Corn (Zea mays L.) growers often question the effect of delayed fall harvest on grain quality. Various studies have reported the effect of genetic and environmental factors on the quality of grain, but few have reported on date of harvest. Therefore, the purpose of this study was to investigate the effects of harvest date, as well as planting density, hybrid, year, and their interactions on the quality of corn grain.
Four hybrids were planted at 40,000, 60,000, and 80,000 plants/ha. Harvest dates were October 1, November 1, and December 1 each year of the 3-year study (1969–71). Grain quality was measured by determining protein and oil content, 1,000-kernel weight, test weight, and kernel hardness. Standard procedures were used for the first four variables and kernel hardness was determined on a Steinlite Model CK2 corn breakage tester.
The only interactions to show significance were those of year with the other main effects. Protein content was not affected by delayed harvest, but did decline significantly with each 20,000 plant/ha increase in planting rate. Oil content varied more among hybrids (3.44 to 4.16%) than years (3.50 to 3.91%), and declined significantly as the harvest date was delayed (3.80 to 3.68%).
Kernel weight and kernel breakage were closely related to the environment of the particular growing season. The range in 1,000-kernel weight among years was 68 g, whereas the maximum differences among hybrids was 34 g. Kernel breakage, an indication of kernel hardness, increased as population was increased from 40,000 to 60,000 plants/ha. When harvest was delayed from October 1 to November 1 kernel breakage increased.

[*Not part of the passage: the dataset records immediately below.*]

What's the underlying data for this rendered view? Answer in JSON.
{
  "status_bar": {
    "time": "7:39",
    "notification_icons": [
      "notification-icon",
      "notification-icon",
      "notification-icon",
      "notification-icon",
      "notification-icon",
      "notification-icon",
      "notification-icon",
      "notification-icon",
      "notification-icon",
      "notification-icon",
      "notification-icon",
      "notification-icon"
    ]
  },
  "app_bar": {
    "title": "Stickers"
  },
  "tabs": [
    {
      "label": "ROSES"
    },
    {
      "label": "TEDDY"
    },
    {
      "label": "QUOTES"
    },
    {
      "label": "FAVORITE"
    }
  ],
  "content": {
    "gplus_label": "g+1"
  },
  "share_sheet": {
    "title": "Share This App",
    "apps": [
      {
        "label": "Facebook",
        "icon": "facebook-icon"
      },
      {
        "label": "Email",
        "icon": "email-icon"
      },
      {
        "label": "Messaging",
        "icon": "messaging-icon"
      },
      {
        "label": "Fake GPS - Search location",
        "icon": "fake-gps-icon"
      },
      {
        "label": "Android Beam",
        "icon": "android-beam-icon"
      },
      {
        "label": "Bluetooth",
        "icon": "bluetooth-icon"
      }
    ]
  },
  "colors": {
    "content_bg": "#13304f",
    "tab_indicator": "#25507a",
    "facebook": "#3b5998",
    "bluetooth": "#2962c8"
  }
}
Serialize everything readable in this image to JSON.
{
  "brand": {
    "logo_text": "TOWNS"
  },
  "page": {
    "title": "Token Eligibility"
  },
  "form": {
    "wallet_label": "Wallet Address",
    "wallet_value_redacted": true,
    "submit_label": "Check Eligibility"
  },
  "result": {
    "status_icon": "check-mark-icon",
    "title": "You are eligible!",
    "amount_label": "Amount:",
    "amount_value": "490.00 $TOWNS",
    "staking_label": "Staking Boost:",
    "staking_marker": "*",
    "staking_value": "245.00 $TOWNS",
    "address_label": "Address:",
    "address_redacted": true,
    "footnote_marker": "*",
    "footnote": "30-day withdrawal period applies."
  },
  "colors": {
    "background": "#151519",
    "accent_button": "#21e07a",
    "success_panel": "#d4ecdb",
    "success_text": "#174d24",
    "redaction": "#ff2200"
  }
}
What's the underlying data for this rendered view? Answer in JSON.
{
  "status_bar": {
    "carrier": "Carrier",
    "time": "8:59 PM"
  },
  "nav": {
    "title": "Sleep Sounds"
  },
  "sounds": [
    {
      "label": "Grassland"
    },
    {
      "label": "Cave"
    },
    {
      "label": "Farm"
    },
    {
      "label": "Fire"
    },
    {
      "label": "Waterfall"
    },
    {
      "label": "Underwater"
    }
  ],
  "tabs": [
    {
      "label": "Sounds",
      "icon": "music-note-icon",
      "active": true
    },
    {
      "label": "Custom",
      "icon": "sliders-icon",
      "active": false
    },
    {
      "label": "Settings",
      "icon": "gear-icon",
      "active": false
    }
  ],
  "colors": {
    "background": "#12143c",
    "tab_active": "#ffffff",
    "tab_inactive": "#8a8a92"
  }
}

This study showed that protein content was not affected by delayed harvest and that kernel breakage was more closely related to the seasonal fluctuations in environmental conditions than to the treatments imposed. On the other hand, oil content showed a 0.12 percentage point decline as harvest was delayed. This decline, although significant, probably has little meaning from the milling point of view since the oil content of corn ranges from 4 to 5% of the whole kernel and not all the oil is extracted in the milling process. However, losses associated with delays in harvest as a result of increased stalk lodging and ear droppage were of greater significance.